*** Dataset extract Section Begins ***

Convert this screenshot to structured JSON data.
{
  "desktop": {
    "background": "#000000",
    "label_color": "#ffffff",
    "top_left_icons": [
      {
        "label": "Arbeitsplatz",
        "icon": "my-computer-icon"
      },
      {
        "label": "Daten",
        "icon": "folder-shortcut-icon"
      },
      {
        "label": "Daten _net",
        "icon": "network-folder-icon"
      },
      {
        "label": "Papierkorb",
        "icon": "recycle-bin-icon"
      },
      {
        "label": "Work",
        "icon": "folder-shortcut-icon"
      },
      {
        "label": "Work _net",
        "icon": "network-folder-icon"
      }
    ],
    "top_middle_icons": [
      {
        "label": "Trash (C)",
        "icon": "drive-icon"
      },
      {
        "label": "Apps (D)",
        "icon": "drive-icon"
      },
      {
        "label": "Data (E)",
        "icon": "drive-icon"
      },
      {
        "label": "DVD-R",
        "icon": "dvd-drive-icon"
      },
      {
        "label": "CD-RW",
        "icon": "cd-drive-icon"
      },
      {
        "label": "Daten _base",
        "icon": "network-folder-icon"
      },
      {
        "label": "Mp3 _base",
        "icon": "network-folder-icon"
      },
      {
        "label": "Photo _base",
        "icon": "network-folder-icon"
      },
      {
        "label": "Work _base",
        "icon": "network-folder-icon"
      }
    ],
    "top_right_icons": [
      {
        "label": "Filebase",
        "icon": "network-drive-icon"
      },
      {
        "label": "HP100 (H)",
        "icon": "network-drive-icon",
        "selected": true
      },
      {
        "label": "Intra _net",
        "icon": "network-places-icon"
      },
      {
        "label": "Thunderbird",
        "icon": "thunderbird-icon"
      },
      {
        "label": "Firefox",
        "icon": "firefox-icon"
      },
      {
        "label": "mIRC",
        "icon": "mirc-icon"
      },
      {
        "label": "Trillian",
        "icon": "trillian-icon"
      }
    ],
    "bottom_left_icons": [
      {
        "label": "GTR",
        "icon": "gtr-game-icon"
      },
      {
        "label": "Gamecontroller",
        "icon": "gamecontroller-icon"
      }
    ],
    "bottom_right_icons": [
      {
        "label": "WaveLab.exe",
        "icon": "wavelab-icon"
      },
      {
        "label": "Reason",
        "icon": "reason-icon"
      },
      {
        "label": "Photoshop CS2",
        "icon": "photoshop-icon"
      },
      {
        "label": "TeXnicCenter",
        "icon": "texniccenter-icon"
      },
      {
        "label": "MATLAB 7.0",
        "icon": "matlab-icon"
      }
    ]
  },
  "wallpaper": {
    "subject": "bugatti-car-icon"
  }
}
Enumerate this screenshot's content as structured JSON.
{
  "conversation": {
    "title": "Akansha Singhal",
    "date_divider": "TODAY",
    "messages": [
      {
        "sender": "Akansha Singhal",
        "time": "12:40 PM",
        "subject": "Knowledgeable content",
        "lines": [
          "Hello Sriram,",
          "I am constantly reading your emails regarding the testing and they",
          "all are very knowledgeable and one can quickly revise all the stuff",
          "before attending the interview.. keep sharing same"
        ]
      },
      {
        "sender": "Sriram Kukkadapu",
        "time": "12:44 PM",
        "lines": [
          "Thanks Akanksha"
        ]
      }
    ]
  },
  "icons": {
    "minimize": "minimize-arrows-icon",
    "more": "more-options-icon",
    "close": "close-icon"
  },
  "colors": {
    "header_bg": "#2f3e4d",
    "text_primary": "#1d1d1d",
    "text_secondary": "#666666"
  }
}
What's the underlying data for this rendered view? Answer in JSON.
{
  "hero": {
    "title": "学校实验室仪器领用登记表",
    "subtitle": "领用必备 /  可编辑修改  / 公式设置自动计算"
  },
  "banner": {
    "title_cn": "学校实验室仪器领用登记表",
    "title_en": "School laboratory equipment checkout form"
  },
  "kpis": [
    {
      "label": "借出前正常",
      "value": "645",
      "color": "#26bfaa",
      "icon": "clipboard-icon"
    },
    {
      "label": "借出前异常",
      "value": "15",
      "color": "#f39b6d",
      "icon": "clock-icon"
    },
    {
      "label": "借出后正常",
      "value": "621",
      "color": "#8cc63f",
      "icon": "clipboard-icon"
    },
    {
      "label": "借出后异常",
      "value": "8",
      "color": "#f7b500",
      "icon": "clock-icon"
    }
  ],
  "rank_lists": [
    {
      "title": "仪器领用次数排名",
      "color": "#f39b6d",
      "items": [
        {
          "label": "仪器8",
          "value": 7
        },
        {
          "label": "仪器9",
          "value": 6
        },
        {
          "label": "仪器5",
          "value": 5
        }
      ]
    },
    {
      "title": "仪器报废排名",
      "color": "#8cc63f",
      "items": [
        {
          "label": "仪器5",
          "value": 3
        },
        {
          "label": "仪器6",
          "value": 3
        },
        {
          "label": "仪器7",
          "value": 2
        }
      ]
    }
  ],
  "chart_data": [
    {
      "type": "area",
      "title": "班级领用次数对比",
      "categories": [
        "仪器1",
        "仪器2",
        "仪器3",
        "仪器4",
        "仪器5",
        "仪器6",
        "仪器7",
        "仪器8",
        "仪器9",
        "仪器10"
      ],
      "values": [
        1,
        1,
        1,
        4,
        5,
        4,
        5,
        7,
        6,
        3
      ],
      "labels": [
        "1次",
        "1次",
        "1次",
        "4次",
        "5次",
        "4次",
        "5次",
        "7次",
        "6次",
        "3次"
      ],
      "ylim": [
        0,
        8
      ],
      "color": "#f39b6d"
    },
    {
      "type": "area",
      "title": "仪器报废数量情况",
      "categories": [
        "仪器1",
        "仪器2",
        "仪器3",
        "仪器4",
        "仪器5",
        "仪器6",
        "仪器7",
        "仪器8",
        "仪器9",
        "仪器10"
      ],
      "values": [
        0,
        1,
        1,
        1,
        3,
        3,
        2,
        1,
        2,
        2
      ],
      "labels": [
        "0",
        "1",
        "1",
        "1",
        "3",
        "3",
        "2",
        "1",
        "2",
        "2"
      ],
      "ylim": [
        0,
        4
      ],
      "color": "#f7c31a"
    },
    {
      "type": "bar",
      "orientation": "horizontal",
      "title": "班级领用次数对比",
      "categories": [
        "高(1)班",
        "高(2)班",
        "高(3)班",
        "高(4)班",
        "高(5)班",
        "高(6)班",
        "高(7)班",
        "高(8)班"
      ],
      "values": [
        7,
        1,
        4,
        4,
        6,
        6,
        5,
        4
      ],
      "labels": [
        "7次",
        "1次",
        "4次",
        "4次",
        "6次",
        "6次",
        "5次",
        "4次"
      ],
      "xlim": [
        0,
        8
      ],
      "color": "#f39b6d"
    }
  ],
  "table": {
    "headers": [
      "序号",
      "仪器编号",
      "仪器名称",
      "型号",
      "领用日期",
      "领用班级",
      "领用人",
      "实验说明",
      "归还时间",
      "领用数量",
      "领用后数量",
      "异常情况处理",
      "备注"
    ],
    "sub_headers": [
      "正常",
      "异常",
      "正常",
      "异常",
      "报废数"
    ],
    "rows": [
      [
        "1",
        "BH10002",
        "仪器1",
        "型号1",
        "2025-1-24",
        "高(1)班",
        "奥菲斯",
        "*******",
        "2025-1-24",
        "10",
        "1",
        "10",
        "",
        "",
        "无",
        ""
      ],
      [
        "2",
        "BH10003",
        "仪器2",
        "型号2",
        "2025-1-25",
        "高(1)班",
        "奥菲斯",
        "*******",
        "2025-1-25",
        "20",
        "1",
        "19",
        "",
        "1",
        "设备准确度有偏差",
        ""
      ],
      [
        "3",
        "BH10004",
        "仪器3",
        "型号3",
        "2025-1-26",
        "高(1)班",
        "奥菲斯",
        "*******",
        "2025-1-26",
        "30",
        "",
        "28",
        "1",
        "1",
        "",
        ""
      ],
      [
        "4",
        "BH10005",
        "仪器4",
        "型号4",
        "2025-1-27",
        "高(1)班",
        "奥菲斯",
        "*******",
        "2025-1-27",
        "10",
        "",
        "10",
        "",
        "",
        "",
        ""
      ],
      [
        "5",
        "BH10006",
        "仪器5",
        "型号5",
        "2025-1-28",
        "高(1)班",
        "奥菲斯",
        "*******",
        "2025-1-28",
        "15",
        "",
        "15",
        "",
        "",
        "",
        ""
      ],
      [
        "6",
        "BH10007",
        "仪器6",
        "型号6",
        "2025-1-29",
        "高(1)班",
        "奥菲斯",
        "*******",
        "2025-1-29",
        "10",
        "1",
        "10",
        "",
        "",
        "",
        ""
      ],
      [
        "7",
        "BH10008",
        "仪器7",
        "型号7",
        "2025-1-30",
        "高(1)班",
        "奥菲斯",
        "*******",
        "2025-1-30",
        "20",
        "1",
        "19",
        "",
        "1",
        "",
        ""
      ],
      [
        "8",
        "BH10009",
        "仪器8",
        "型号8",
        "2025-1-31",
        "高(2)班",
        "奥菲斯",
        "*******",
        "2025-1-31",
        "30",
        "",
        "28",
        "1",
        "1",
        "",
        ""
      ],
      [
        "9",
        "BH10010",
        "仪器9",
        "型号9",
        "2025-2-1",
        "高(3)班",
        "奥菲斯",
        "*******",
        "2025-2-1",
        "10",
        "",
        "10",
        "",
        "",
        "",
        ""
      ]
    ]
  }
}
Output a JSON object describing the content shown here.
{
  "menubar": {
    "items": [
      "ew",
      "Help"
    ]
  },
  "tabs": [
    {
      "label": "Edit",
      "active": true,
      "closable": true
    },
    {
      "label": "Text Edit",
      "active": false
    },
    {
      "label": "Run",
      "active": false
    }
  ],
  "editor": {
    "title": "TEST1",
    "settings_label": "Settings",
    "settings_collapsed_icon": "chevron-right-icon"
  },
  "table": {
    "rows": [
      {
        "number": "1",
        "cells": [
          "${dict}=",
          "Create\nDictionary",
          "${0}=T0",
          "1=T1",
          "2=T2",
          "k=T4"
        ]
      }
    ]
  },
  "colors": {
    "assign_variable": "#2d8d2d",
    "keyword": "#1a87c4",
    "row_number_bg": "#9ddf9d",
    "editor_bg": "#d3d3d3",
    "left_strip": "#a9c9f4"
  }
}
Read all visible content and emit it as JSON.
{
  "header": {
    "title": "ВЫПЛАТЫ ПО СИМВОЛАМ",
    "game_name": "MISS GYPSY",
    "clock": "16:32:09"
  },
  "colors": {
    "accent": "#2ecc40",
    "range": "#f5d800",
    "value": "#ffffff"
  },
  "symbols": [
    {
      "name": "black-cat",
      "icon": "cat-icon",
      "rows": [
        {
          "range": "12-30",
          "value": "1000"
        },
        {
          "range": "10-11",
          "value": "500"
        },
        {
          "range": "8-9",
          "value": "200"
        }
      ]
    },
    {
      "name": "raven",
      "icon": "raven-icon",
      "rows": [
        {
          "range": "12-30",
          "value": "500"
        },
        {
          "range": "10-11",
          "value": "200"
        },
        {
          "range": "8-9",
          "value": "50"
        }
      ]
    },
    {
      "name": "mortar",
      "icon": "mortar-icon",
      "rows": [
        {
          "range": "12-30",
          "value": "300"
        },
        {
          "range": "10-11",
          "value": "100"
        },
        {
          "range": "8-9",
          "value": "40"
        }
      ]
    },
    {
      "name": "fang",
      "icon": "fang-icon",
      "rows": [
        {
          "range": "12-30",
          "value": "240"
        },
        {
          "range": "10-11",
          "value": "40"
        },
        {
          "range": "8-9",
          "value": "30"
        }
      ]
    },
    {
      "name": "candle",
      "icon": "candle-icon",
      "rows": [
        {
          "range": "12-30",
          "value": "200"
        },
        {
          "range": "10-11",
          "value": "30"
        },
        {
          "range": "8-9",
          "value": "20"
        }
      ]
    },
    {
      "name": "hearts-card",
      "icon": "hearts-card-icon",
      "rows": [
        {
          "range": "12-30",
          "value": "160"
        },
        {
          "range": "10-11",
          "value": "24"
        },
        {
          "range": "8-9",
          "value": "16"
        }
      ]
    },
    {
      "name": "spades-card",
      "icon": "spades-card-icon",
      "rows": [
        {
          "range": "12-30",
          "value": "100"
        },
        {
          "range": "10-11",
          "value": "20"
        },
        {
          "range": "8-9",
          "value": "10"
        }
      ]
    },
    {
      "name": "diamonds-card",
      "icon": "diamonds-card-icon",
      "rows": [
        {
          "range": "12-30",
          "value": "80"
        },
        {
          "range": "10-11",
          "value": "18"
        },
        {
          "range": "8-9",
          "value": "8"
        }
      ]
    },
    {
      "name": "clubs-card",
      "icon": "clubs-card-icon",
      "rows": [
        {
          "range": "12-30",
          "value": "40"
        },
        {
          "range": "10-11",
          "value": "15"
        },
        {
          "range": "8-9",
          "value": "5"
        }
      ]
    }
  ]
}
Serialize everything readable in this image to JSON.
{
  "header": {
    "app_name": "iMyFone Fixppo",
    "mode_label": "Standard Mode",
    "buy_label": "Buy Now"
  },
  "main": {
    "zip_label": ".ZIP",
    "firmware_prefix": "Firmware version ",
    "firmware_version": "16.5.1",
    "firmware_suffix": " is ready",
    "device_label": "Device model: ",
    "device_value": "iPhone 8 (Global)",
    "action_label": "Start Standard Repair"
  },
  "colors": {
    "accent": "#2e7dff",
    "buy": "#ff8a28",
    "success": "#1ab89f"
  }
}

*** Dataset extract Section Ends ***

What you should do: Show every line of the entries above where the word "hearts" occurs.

Answer to the exercise:
      "name": "hearts-card",
      "icon": "hearts-card-icon",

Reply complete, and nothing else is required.